July 2020: As the book approaches publication WITHOUT an introduction, I decided to repost this from ten years ago, when it was still under the aegis of UC Press and Chelsea Manning was still imprisoned at Quantico. The book evolved as well, but the themes below whisper from between its pages. It’s been a long timeContinue reading “Notes toward an introduction”
Category Archives: American Revolution
For Constitution Day, a few days late
Or, what our dissenting soldiers might have thought of the 1787 Constitutional Convention. In Philadelphia that September, President Washington joined many signers of the Declaration of Independence to discuss revision of the Articles of Confederation, the document governing the way the country was put together. Many came with ideas: James Madison had drafted a “VirginiaContinue reading “For Constitution Day, a few days late”
No #47traitors here;The Logan Act’s namesake just wanted peace with France
If you’ve been following national politics some, you may have heard, from both the left and the right, people naming the “Logan Act” as a way to penalize those Republican senators who sent a letter to Tehran behind Obama’s back. This isn’t the site for it, so I’ll leave it to Charlie Pierce to explainContinue reading “No #47traitors here;The Logan Act’s namesake just wanted peace with France”
“Canada! Canada! Canada!”
Canada’s long history as a refuge gave young people like Kimberly Rivera, like Joshua Key, like the estimated hundreds still underground, hope that they’d be welcome in the human family, with their struggles respected. Canada deserves its image as a haven, however clouded. And if it yet again embraced its role as a refuge from militarism, we would all be the richer for it, on both sides of the border.
“the poor and Midling will bear the burden”
How early whistleblowers, “white Indians,” and those darn Quakers showed that the newest soldiers weren’t about to lose their rights.
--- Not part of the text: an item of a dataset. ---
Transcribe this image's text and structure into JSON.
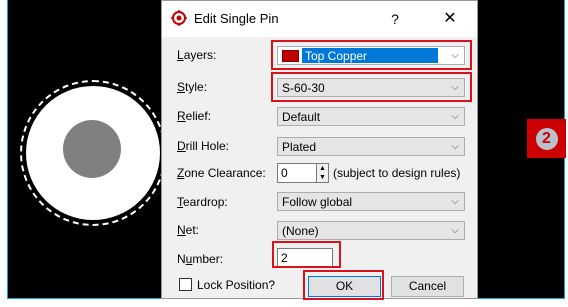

Excerpts of my upcoming book.
Revision sneak peek: preview of chapter one
Some longtime observers may note that I changed the tag for one of the book’s themes, leaving Jerry Maguire behind for the less-pop-culture-y War costs. Who pays?
the first lying promise to veterans: outtakes from 1785
When I’m not tracking that moving target, I’m making my last swim through the rest of the book, to tighten the prose and strengthen its themes. Of course, since I’m the one doing it, that latter task means just-a-little-more-research-please — sifting through old files and asking the scholarship for bits that belong in that zig-zagContinue reading “the first lying promise to veterans: outtakes from 1785”
Nashville tea party? Not.
I wake up and the ‘nets are buzzing with a speech last night made in Nashville by that shapeshifter from Alaska (Governor? Talk show host? Avatar?). But another quiet buzz came in a report about another Battle of Nashville, one that was hardly a tea party. Unsurprisingly, it’s from a Fort Campbell-oriented paper, Clarksville Leaf-Courier, aboutContinue reading “Nashville tea party? Not.”
what we write about when we write about war
My current bookshelf is weirdly focused. The collection might seem a bit scary, if you didn’t know I was writing a book. (“What kind of obsessed veteran lives here?”) When you know, some of what’s here might then seem obvious: David Cortright’s Soldiers in Revolt, Kingston’s Veterans of Peace anthology, the trauma stuff ( JonathanContinue reading “what we write about when we write about war”